Each of the records must appear again, exactly as it was written.

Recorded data
------------------------------
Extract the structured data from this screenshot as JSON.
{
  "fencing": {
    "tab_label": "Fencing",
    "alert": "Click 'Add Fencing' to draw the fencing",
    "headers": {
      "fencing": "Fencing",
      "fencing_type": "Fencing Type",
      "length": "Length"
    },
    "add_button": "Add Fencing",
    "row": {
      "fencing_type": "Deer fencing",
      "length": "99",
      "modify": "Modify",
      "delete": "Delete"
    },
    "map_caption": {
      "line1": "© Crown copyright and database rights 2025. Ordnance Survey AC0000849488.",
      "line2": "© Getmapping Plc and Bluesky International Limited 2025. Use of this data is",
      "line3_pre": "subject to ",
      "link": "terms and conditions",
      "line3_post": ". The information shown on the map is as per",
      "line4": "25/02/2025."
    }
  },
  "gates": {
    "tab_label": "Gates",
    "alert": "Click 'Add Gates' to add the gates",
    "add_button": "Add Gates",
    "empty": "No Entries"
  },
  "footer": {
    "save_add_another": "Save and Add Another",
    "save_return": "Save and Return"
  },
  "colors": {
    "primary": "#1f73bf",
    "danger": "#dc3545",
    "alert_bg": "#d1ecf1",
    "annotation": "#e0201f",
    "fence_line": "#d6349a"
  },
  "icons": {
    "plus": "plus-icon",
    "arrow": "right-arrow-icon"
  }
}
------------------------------
Final answer
Extract the structured data from this screenshot as JSON.
{
  "fencing": {
    "tab_label": "Fencing",
    "alert": "Click 'Add Fencing' to draw the fencing",
    "headers": {
      "fencing": "Fencing",
      "fencing_type": "Fencing Type",
      "length": "Length"
    },
    "add_button": "Add Fencing",
    "row": {
      "fencing_type": "Deer fencing",
      "length": "99",
      "modify": "Modify",
      "delete": "Delete"
    },
    "map_caption": {
      "line1": "© Crown copyright and database rights 2025. Ordnance Survey AC0000849488.",
      "line2": "© Getmapping Plc and Bluesky International Limited 2025. Use of this data is",
      "line3_pre": "subject to ",
      "link": "terms and conditions",
      "line3_post": ". The information shown on the map is as per",
      "line4": "25/02/2025."
    }
  },
  "gates": {
    "tab_label": "Gates",
    "alert": "Click 'Add Gates' to add the gates",
    "add_button": "Add Gates",
    "empty": "No Entries"
  },
  "footer": {
    "save_add_another": "Save and Add Another",
    "save_return": "Save and Return"
  },
  "colors": {
    "primary": "#1f73bf",
    "danger": "#dc3545",
    "alert_bg": "#d1ecf1",
    "annotation": "#e0201f",
    "fence_line": "#d6349a"
  },
  "icons": {
    "plus": "plus-icon",
    "arrow": "right-arrow-icon"
  }
}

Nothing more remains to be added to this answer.